|International Classification||A61L2/20, A61L2/16, B65B55/18, A61B19/02|
|Cooperative Classification||A61B50/30, B65B55/18|
|European Classification||A61B19/02P, B65B55/18|
|Jun 1, 1994||AS||Assignment|
Owner name: ETHICON, INC., NEW JERSEY
Free format text: ASSIGNMENT OF ASSIGNORS INTEREST;ASSIGNORS:POPESCU, MIRON G.;BEKUS, DAVID F.;ROUTH, SHAKTI;AND OTHERS;REEL/FRAME:007025/0807;SIGNING DATES FROM 19940523 TO 19940526
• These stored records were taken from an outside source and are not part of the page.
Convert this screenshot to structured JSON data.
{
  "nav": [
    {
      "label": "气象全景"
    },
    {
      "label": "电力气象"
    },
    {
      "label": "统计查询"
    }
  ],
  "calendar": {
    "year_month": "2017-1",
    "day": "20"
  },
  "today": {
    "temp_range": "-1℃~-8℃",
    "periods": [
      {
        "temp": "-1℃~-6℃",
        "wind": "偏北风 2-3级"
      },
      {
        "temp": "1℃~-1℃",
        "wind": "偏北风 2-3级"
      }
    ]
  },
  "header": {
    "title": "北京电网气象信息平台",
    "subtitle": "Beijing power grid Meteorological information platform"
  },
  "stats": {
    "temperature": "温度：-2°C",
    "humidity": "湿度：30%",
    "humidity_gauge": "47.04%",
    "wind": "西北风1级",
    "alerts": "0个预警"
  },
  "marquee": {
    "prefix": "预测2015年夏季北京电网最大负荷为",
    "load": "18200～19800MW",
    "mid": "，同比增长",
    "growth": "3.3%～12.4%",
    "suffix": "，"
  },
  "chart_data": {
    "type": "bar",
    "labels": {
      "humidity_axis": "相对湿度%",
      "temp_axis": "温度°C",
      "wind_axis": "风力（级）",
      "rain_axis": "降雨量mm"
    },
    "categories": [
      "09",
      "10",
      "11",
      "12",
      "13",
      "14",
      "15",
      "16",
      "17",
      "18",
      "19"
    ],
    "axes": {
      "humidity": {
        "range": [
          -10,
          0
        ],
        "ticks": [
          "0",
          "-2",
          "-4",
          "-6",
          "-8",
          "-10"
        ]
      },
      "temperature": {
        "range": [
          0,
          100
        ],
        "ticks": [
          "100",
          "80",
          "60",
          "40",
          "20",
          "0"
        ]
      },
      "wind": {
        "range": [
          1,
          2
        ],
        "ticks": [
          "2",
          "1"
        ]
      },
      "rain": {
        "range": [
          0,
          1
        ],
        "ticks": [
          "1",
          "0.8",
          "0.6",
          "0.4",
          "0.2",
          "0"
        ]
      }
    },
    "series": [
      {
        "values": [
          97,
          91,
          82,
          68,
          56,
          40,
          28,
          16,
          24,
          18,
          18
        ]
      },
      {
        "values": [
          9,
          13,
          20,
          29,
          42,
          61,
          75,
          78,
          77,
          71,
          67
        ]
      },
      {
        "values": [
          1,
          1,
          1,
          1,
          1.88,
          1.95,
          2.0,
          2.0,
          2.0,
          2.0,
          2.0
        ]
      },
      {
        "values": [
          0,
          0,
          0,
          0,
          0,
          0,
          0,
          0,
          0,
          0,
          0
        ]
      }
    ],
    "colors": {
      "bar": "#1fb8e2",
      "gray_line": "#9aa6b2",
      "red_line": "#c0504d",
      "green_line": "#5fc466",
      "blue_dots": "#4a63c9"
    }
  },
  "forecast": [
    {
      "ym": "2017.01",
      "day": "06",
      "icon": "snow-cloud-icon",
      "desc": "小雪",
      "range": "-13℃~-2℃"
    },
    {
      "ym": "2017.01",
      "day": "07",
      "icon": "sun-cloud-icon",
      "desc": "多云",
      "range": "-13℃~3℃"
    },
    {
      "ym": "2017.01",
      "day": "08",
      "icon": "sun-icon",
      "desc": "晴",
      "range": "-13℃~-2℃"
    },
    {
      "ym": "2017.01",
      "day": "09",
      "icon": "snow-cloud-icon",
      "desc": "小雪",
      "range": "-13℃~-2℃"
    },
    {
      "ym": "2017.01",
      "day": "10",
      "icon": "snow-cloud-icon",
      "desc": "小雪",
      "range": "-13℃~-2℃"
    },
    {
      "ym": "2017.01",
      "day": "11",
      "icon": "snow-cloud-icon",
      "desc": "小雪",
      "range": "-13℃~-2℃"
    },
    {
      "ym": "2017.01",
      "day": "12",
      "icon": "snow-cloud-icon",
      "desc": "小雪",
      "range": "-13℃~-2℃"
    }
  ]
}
|Apr 20, 1999||FPAY||Fee payment|
Year of fee payment: 4
|Apr 22, 2003||FPAY||Fee payment|
Year of fee payment: 8
|Apr 27, 2007||FPAY||Fee payment|
Year of fee payment: 12